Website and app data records

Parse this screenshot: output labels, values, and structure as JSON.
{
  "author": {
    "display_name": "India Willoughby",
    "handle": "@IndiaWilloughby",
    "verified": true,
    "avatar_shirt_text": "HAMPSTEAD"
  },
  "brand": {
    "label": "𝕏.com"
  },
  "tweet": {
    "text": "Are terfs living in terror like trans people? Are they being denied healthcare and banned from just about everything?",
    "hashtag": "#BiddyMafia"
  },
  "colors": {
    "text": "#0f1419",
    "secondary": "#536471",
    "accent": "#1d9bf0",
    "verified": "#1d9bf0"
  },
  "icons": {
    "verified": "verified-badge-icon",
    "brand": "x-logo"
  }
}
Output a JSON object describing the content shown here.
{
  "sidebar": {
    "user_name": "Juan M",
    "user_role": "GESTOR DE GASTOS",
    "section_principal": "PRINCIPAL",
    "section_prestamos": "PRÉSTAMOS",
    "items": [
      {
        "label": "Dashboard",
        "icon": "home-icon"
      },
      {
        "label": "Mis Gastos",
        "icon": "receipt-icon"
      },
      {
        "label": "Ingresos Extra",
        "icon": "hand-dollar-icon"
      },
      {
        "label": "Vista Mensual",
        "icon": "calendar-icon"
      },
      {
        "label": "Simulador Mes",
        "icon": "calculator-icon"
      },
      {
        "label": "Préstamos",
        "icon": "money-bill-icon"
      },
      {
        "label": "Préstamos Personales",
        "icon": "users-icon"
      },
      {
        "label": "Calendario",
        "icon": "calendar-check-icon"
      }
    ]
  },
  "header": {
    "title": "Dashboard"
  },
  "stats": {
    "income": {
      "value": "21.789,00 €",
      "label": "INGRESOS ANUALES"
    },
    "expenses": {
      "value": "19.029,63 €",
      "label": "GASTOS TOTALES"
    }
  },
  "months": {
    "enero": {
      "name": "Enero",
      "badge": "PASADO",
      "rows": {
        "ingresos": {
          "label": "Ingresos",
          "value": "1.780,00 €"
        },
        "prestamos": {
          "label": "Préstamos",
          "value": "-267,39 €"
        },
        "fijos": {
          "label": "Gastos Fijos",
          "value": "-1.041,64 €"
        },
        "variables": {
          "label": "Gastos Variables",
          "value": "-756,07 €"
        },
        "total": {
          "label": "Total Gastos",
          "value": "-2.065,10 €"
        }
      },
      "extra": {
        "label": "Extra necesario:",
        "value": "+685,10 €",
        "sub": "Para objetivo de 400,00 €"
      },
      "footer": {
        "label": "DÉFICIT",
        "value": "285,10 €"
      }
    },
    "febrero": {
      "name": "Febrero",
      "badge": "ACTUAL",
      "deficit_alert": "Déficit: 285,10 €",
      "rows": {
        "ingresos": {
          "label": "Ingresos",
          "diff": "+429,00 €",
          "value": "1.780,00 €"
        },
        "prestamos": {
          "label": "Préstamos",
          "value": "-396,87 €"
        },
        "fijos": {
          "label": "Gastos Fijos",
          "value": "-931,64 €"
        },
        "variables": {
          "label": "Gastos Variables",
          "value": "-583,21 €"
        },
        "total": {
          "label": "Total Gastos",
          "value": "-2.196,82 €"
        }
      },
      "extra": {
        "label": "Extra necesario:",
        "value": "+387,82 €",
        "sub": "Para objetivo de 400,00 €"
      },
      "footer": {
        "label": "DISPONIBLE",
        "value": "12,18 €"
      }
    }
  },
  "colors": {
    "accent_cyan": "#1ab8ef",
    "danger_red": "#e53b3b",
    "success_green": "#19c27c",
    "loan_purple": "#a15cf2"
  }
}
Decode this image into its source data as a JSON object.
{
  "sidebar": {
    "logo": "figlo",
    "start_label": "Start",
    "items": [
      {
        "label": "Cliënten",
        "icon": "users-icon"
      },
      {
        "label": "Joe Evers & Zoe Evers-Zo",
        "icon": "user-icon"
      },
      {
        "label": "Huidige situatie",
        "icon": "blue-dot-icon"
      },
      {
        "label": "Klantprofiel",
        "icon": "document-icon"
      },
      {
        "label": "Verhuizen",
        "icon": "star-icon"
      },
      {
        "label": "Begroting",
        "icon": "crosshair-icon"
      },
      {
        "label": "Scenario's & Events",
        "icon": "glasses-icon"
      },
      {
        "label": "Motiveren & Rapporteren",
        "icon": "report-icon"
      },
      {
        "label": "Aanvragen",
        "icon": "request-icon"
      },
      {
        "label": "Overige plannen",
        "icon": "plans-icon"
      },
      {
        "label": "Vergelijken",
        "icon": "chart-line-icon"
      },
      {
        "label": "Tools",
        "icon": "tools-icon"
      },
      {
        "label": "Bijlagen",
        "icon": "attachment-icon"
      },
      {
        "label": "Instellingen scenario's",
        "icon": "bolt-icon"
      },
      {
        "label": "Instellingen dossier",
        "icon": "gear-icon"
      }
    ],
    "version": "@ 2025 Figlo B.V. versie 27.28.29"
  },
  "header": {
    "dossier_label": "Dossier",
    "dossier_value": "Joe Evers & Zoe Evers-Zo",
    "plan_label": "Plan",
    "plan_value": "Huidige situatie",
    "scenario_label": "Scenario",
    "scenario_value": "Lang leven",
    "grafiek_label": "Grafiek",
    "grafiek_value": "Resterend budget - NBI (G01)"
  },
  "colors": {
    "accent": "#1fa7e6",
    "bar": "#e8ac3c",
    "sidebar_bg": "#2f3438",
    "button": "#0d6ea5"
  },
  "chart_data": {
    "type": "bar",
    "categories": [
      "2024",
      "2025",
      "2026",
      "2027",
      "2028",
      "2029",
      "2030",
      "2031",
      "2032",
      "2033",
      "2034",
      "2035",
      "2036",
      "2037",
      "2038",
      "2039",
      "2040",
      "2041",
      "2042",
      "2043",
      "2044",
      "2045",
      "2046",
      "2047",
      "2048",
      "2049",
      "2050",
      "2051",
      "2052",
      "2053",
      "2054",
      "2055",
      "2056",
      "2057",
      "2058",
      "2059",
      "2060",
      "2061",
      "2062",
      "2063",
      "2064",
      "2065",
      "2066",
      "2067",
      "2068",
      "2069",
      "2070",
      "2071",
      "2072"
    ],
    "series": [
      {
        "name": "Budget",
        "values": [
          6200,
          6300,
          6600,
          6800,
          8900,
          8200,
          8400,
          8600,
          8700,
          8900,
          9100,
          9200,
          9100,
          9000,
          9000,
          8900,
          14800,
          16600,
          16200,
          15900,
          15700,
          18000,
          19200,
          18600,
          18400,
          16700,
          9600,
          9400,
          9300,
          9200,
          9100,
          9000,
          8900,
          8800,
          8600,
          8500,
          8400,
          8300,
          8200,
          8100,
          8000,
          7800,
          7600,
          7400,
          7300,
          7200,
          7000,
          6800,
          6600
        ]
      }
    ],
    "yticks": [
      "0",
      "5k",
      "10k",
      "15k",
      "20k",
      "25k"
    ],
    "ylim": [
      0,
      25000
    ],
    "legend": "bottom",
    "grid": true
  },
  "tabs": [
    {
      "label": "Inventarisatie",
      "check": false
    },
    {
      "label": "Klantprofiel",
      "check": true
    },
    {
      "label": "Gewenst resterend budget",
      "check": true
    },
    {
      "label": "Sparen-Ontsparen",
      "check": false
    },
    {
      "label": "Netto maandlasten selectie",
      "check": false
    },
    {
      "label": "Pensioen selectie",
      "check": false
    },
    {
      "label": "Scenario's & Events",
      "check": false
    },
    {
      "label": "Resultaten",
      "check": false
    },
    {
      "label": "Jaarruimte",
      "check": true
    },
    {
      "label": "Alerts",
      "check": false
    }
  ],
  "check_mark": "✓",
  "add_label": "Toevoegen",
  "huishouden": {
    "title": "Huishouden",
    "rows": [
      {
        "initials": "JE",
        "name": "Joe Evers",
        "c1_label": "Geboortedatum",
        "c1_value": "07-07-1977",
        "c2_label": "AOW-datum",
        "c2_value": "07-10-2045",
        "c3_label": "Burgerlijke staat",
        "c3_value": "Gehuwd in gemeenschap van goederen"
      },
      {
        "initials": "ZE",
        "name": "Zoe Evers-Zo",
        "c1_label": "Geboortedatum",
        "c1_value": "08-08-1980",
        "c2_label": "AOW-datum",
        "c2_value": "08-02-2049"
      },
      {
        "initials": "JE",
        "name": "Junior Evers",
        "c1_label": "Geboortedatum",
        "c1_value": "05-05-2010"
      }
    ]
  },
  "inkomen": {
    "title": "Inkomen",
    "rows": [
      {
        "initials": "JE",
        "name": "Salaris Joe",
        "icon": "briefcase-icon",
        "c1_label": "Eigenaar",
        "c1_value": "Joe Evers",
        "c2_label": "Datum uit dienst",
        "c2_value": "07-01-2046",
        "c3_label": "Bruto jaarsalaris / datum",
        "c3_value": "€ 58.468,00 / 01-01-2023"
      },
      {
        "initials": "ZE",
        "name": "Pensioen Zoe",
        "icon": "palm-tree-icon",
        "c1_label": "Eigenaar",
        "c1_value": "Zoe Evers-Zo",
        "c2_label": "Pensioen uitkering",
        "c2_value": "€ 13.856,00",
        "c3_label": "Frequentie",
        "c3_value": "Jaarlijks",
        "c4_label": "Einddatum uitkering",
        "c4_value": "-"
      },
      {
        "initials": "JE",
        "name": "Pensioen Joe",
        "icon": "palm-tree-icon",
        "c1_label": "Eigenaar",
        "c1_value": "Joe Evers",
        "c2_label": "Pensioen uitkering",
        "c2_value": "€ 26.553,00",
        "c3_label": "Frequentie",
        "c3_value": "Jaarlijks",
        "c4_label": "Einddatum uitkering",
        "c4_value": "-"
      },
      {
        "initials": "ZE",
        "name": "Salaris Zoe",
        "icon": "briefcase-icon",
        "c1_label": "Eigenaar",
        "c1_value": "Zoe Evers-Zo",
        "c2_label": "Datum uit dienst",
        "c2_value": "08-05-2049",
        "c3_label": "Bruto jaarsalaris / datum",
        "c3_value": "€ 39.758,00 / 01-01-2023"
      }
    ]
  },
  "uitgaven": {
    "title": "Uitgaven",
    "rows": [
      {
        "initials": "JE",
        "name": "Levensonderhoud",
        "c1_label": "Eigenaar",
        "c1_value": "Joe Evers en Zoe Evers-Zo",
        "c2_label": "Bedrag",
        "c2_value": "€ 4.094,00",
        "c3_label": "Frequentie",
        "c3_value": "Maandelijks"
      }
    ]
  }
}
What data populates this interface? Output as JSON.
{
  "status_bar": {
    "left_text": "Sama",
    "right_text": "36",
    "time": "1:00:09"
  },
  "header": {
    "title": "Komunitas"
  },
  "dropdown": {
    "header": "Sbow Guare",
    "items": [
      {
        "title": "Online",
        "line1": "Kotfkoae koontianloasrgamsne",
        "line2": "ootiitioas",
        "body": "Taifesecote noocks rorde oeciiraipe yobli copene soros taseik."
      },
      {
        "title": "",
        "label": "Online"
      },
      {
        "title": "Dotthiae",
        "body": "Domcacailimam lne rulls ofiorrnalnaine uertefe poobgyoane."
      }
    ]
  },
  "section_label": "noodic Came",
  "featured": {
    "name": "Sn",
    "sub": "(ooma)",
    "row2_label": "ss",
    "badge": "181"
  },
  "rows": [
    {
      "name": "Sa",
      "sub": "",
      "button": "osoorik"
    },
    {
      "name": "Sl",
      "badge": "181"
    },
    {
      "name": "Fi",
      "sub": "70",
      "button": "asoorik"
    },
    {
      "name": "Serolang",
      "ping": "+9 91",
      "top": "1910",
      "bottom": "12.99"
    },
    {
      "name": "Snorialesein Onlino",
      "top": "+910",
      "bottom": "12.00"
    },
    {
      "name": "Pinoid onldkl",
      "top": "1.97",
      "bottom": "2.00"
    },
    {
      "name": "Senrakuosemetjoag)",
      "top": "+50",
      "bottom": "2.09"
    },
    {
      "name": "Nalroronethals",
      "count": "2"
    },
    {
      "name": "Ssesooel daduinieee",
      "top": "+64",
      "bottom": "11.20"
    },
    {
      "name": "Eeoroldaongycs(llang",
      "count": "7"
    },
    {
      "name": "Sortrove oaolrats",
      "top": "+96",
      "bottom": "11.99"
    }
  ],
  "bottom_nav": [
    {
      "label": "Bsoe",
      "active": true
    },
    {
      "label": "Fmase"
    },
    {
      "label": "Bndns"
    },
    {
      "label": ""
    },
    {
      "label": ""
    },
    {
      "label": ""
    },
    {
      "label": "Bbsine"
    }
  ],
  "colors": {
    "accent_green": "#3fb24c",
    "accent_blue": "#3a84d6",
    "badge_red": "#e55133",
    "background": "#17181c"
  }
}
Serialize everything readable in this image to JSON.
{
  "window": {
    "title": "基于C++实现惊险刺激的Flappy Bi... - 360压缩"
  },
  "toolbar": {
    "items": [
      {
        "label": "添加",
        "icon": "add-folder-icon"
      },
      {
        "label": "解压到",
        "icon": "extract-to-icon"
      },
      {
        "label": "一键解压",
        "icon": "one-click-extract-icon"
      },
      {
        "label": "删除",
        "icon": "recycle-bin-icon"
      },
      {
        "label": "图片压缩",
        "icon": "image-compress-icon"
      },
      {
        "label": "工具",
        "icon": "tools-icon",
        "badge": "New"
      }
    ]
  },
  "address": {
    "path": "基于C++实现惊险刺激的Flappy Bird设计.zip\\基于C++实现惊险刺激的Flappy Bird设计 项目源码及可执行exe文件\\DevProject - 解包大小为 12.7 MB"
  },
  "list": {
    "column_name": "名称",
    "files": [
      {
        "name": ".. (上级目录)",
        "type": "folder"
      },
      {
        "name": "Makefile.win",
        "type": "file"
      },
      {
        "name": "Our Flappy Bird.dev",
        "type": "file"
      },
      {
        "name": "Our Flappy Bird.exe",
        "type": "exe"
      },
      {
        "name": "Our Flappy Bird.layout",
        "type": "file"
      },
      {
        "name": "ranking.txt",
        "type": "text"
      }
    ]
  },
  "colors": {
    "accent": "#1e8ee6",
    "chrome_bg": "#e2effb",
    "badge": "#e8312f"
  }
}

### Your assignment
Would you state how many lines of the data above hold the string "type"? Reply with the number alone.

### Answer below
7